By Bryan Newbury
March 9, 2010
Many say that America is a Christian nation. Among those claimants, there is a burgeoning ideology, which seeks to reclaim the historical record – the same crew have been marginally successful with this approach towards pure science, so there is little reason to doubt that history would be any less malleable – and put an image of snake handling evangelicals in the place of pragmatic deists. Dubious as their claims are, the Christian nationalists, for want of a better moniker, do have one bit of fact on their side: nominally, at least, the majority of Americans do identify as Christians. In Capitalism: A Love Story, Michael Moore poses the question, “So, are we?”

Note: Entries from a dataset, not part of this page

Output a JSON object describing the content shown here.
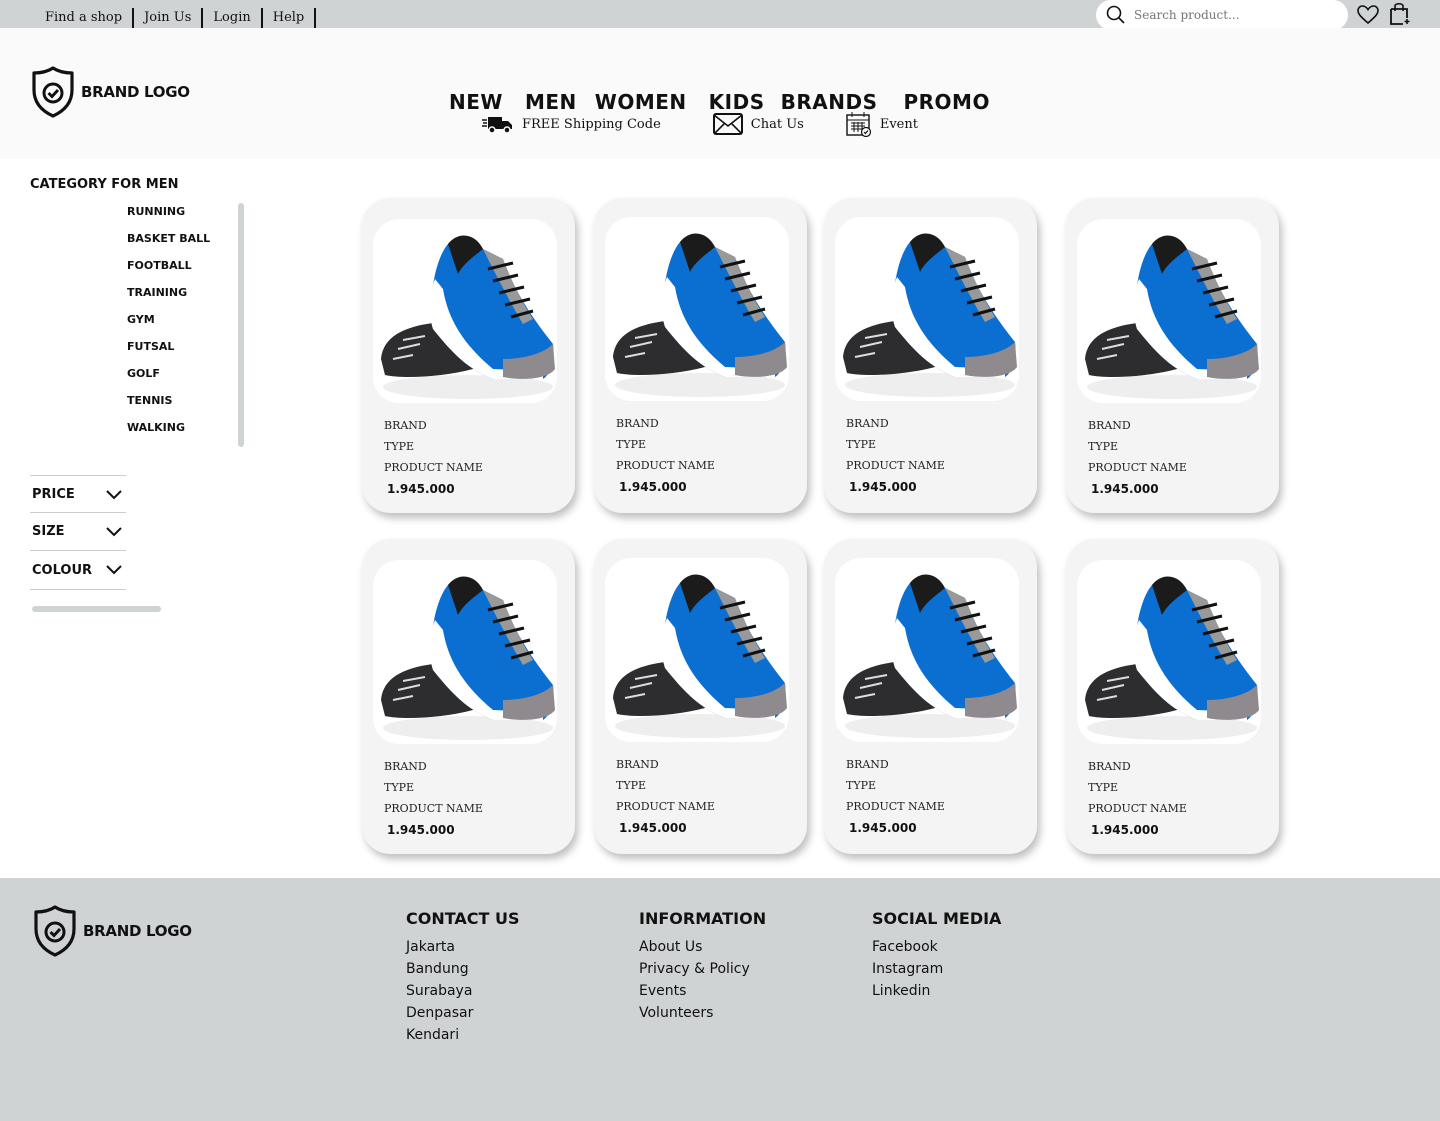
{
  "topbar": {
    "links": [
      "Find a shop",
      "Join Us",
      "Login",
      "Help"
    ],
    "search_placeholder": "Search product..."
  },
  "brand": {
    "logo_text": "BRAND LOGO"
  },
  "nav": {
    "items": [
      "NEW",
      "MEN",
      "WOMEN",
      "KIDS",
      "BRANDS",
      "PROMO"
    ]
  },
  "subnav": {
    "shipping": "FREE Shipping Code",
    "chat": "Chat Us",
    "event": "Event"
  },
  "sidebar": {
    "title": "CATEGORY FOR MEN",
    "categories": [
      "RUNNING",
      "BASKET BALL",
      "FOOTBALL",
      "TRAINING",
      "GYM",
      "FUTSAL",
      "GOLF",
      "TENNIS",
      "WALKING"
    ],
    "filters": [
      "PRICE",
      "SIZE",
      "COLOUR"
    ]
  },
  "products": [
    {
      "brand": "BRAND",
      "type": "TYPE",
      "name": "PRODUCT NAME",
      "price": "1.945.000"
    },
    {
      "brand": "BRAND",
      "type": "TYPE",
      "name": "PRODUCT NAME",
      "price": "1.945.000"
    },
    {
      "brand": "BRAND",
      "type": "TYPE",
      "name": "PRODUCT NAME",
      "price": "1.945.000"
    },
    {
      "brand": "BRAND",
      "type": "TYPE",
      "name": "PRODUCT NAME",
      "price": "1.945.000"
    },
    {
      "brand": "BRAND",
      "type": "TYPE",
      "name": "PRODUCT NAME",
      "price": "1.945.000"
    },
    {
      "brand": "BRAND",
      "type": "TYPE",
      "name": "PRODUCT NAME",
      "price": "1.945.000"
    },
    {
      "brand": "BRAND",
      "type": "TYPE",
      "name": "PRODUCT NAME",
      "price": "1.945.000"
    },
    {
      "brand": "BRAND",
      "type": "TYPE",
      "name": "PRODUCT NAME",
      "price": "1.945.000"
    }
  ],
  "footer": {
    "contact": {
      "title": "CONTACT US",
      "items": [
        "Jakarta",
        "Bandung",
        "Surabaya",
        "Denpasar",
        "Kendari"
      ]
    },
    "information": {
      "title": "INFORMATION",
      "items": [
        "About Us",
        "Privacy & Policy",
        "Events",
        "Volunteers"
      ]
    },
    "social": {
      "title": "SOCIAL MEDIA",
      "items": [
        "Facebook",
        "Instagram",
        "Linkedin"
      ]
    }
  },
  "colors": {
    "topbar": "#d0d3d4",
    "footer": "#d0d3d4",
    "shoe_blue": "#0a6fd1",
    "card": "#f4f4f4"
  }
}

Not being a scholar in divinity or a professed member of any religious group, it isn’t for this reviewer to sit in judgment. Having a cursory knowledge of the Gospels as they are laid out in the King James Bible, it is tempting to come down with a thunderous No. The reader likely will refuse to take this verdict, or, for that matter, Mr. Moore’s. Luckily, Moore provides credentialed men of the cloth to posit that if we are a Christian nation, we are nonetheless governed by a profoundly unchristian economic system. (Should there be confusion as to whether we are governed by an economic system rather than a political one, there is an instructive dialogue with an editor at The Wall Street Journal to allay that head scratcher.)
As usual, Moore builds his case on whimsical educational films from more innocent times, cataloguing the avaricious transgressions of the ruling class and juxtaposing those iniquities with the inevitable inequities and how they play out in those locales that the populations of Washington and Wall Street couldn’t give a good goddam about. It is a bit of a departure, however, to see the Flint of twenty years ago becoming the template for contemporary Miami. Moore has documented the progression, and we should be thankful for it. At this point, we all know what we know to expect, but where does Capitalism fit in the Moore œuvre?
Peculiarly, though expectedly, as a sort of prequel.
While the chronology and scenery suggest the conclusion to a larger body of work archiving the devolution of our republic from free state to fiefdom, there is reason to consider viewing Capitalism as Part I. were one to introduce Michael Moore to an alien observer. (Begging pardon if the observation has been made here before on the last of Moore’s “last” films, but this installment supplants the whole order of things where a marathon Michael Moore viewing is concerned.) After all, the narrative arc from Roger & Me to Sicko, including as it does our propensity for gun violence and general distaste for actual democracy, to say nothing of our “medieval health care nonsystem,” in the words of Rachel Maddow, is informed by a devaluation of human life and functional liberty. What is the true exception in American exceptionalism? An ideology of individualism as manifested by callousness towards our fellow man seems to be at the root of it. How can we stand alone among industrialized countries in both violent crime and lack of health care access? Look no further than the fundamentally unchristian nature of our republic’s economic system. Read the rest of this entry »